Peter Casey has said he will decide in the next week on his future political intentions after finishing second in the Presidential Election.

The businessman said he needed to discuss the matter with his wife. When asked if he identified with any political party, he said he believed he was left-of-centre. 

Speaking to reporters, he ruled out a run for the European elections.

Earlier, Mr Casey said he did not believe his controversial comments about the Travelling community propelled him to second place in the polls.

He said that he went up in the polls because he spoke about the people who were really hurting.

Mr Casey said that in his opinion the comments that boosted his support were comments he made about middle Ireland.

Speaking on RTÉ’s Morning Ireland, Mr Casey said that middle Ireland was feeling tired and felt like nobody was listening to them.

He said he believed that people were looking for a voice, and that they wanted someone who would say things that were on their mind.

On members of the Travelling community being worried about what might follow his comments, Mr Casey said his comments "did not unleash anything".

"I did not unleash anything ... they are 0.7% of the population and they are exactly the same as you and me. They are proud Irish people.

"There are so many wonderful ethnic minorities in the country – people from Africa, people from India, people from all different continents – they are different ethnic status. The people in the Travelling community are not, they are as Irish as you and me".

Mr Casey said he thought there had been a breath of fresh air coming through Irish politics. He did not rule out a future run in politics, saying he would run for the presidency next time - if he is not Taoiseach by then.

Speaking on RTÉ's Marian Finucane Show, Mr Casey has said he is actually quite disappointed with the predicted election outcome. He felt there was a chance he could win and he really felt he did have an opportunity to make a difference.

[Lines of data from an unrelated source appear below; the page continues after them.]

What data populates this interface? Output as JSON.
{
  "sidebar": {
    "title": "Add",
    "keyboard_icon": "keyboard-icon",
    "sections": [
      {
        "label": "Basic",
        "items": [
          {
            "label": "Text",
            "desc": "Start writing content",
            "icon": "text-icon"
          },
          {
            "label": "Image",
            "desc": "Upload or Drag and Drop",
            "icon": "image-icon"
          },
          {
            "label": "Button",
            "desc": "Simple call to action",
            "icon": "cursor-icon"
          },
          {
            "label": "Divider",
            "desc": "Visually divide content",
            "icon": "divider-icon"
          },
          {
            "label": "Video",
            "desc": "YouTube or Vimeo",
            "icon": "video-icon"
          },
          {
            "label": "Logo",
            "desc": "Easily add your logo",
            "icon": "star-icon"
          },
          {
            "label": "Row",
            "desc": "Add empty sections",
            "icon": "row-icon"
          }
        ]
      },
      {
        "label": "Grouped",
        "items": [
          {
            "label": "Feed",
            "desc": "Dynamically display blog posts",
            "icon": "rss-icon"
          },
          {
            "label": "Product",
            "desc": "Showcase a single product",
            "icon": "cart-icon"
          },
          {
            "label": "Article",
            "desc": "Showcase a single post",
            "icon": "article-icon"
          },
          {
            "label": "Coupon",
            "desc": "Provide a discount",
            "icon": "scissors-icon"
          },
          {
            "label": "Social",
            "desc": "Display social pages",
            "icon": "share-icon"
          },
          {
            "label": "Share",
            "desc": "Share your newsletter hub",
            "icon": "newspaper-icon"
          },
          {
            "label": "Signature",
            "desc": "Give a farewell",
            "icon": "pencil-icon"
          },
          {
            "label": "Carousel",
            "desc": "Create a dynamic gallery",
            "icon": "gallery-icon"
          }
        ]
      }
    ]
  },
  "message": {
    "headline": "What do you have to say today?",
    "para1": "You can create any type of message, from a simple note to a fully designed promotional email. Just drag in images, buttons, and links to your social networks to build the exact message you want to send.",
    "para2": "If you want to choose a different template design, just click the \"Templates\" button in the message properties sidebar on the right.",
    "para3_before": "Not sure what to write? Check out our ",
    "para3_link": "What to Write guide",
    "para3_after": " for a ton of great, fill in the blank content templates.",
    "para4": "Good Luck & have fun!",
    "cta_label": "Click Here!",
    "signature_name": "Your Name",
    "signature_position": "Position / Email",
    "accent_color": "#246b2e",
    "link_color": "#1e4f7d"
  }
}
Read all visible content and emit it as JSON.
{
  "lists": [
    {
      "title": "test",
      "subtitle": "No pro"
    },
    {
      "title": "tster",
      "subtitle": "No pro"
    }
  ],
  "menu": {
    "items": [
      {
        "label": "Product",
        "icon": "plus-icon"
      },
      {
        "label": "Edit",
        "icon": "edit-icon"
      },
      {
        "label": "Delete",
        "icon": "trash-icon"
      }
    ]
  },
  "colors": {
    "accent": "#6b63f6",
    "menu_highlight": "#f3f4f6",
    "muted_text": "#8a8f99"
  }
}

He said he believed that he would either join or form a political party in Ireland. He said that he decided to run in this campaign because he would be 74 when by the time of the next election.

Mr Casey said the vast majority of people who voted for him were paying all the bills and barely getting by.

He said he has total respect for the Travelling community and had he been successful, he was "going to suggest that we invite all of the Travelling community to move into the Phoenix Park for a five-year period.

"Unfortunately I'm not in a position to do that. I would encourage Michael D to do that and insist that schools are put in there for a five-year period so that they can get education. Education, education, education, that's the key.

"The real reason I got a bump in the polls is because I spoke about and said: 'Middle Ireland - they're the people that are hurting, they're the people who got absolutely nothing out of the last Budget and they're the ones that are paying all the bills'."

Kathleen Lawrence, an Irish Traveller and part of the Health team at Pavee Point, said there was no way that Mr Casey would have jumped from 1% to 20% of the vote if he had not made his comments about the Travelling community.

She added that it was very disappointing to see him bring American style politics to Ireland and said all he has done is make Ireland more divisive.

"I think based on his comments the only one he is fooling is himself, because there is no way he would have jumped up to 20% in the vote without making those comments," she said.

She pointed out that when cuts were being made during the recession, the Travelling community was hit by cuts the most.

"As Peter Casey said, Travellers are less than 1% of the population, but we are a distinct ethnic minority within this country. I am very proud to be Irish, but I am very proud to be an Irish Traveller," she said.

She added: "I think it is a shame and disgrace that he feels it is OK to turn around and say that we should not be recognised for who we are."

Catholic Archbishop of Cashel and Emly Kieran O'Reilly has said he has been alarmed by some of the inflammatory language used during the presidential election campaign. 

Archbishop O'Reilly said it had "caused real hurt, humiliation and heartache".

The archbishop lives in Thurles where Mr Casey had criticised some members of the Travelling community for refusing to move into newly-built houses unless stabling for their horses was provided.

In a statement, Dr O'Reilly said that the Travelling community has expressed concern over hurt caused by some of the public discussion in recent weeks.

He added: "Travellers are finding themselves at the centre of unwelcome and unfair comment. Our society, which is already unequal, cannot afford to become any more polarised. Whilst the election may be over, unfortunately the consequences of this campaign will continue for many for some time to come."

Congratulating Michael D Higgins, the archbishop said that the nation could look forward with confidence to Mr Higgins' compassionate style of leadership.